"What we're doing is having a very well managed 40 hectare solar farm site where there are significant pieces of firefighting infrastructure including roads for Rural Fire Service vehicles to make quick and speedy access right to the very far edge of the site."

Mr Antflick said there would also be a 40,000 litre water tank on the site and the company had shifted the planned solar farm away from the village at residents' request.

"The nearest home is 150 metres away from the leading edge of the nearest solar panel," he said.


Middle Eastern crime gang linked to violent gaming venue robberies

Mostly Lebanese Muslims

A Middle Eastern crime gang armed with guns and knives is behind a string of robberies at gaming venues across Melbourne's north and west, police say.

Officers said the syndicate, with members aged as young as 16, stormed eight businesses in recent months, threatening staff with weapons before making off with cash.

The Armed Crime Squad released footage of some of the robberies, showing the masked offenders punching patrons, smashing property, and jumping behind counters to empty registers.

Detective Inspector Stephen Clark said the gang had stolen more than $100,000.

"It appears at this stage that the armed robberies have been committed by the same Middle Eastern crime syndicate," Detective Clark said.

"On each occasion the offenders, who we believe are aged between 16 and 25 years, were armed with a firearm and an edged weapon, and threatened staff."

The robberies occurred at Laverton, Epping, Thomastown, Kealba, Fawkner and Moonee Ponds between June 2 and August 11.

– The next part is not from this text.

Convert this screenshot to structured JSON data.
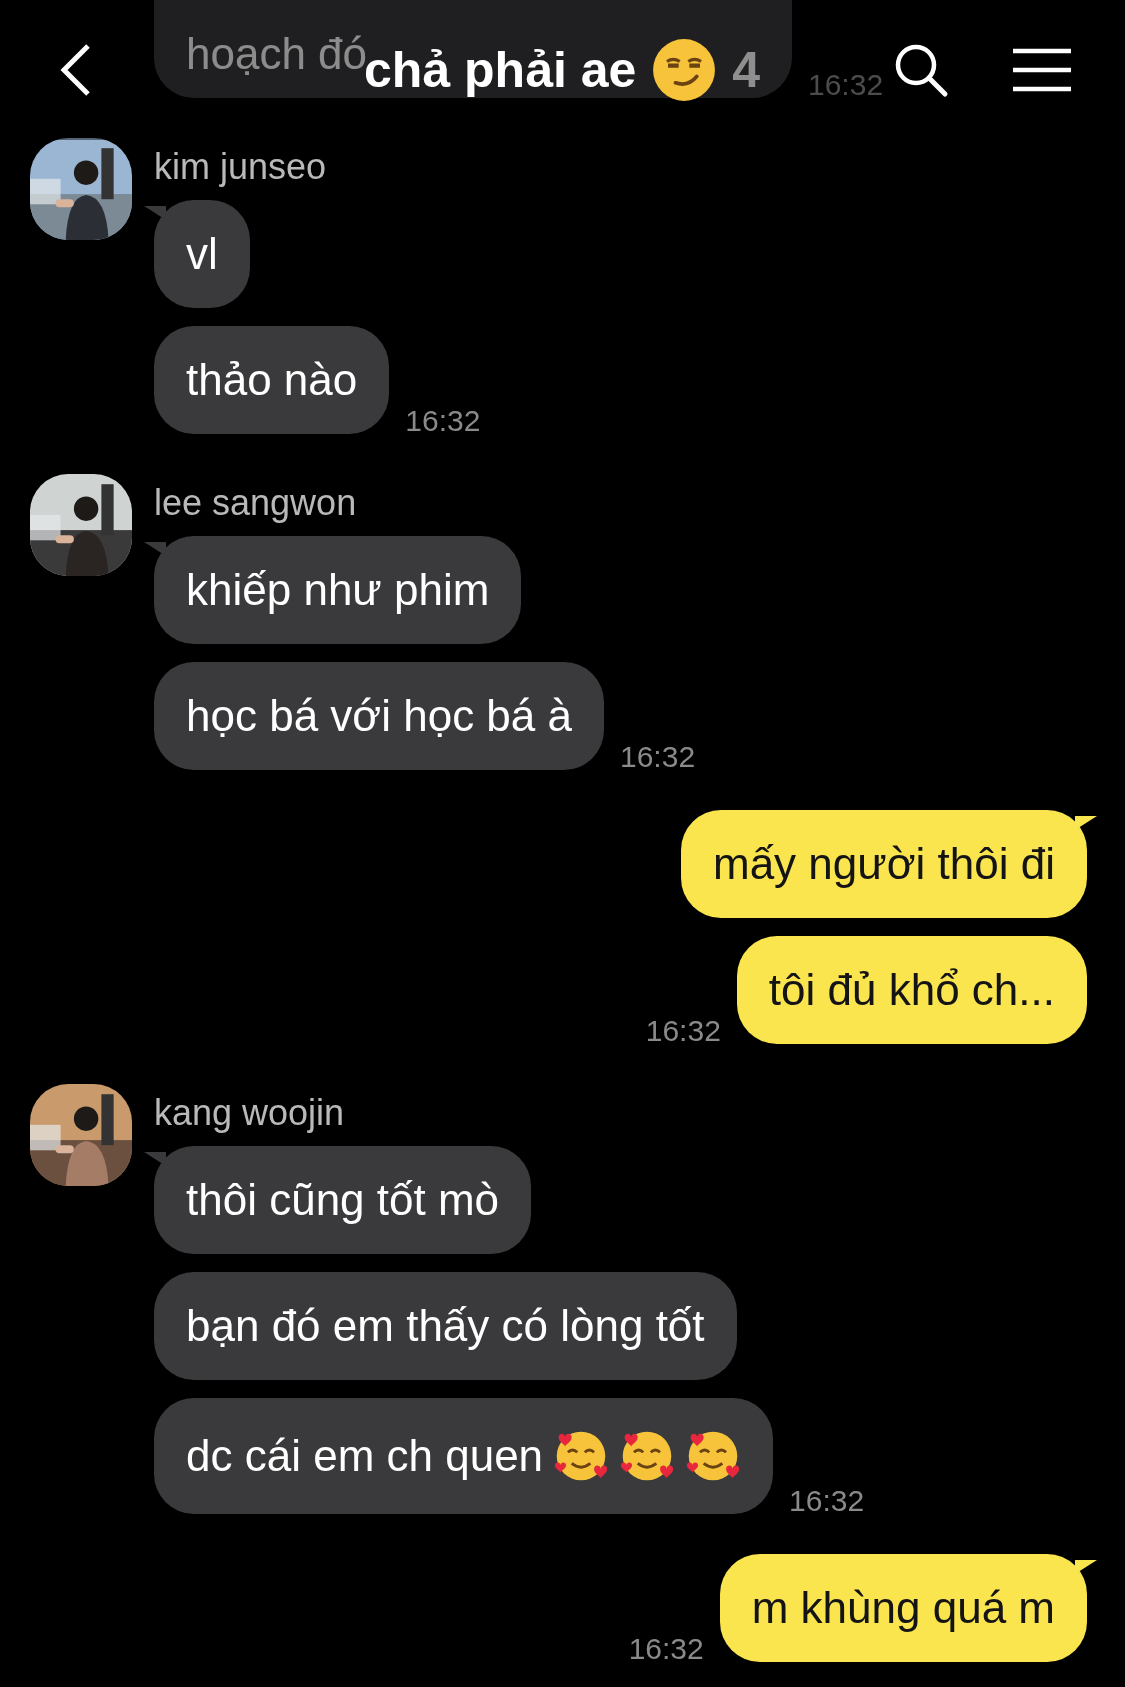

Police charged two people aged 16 and 21 with armed robbery earlier this month.


1 comment:

PB said...

Laverton, Epping, Thomastown, Kealba

Shitholes all.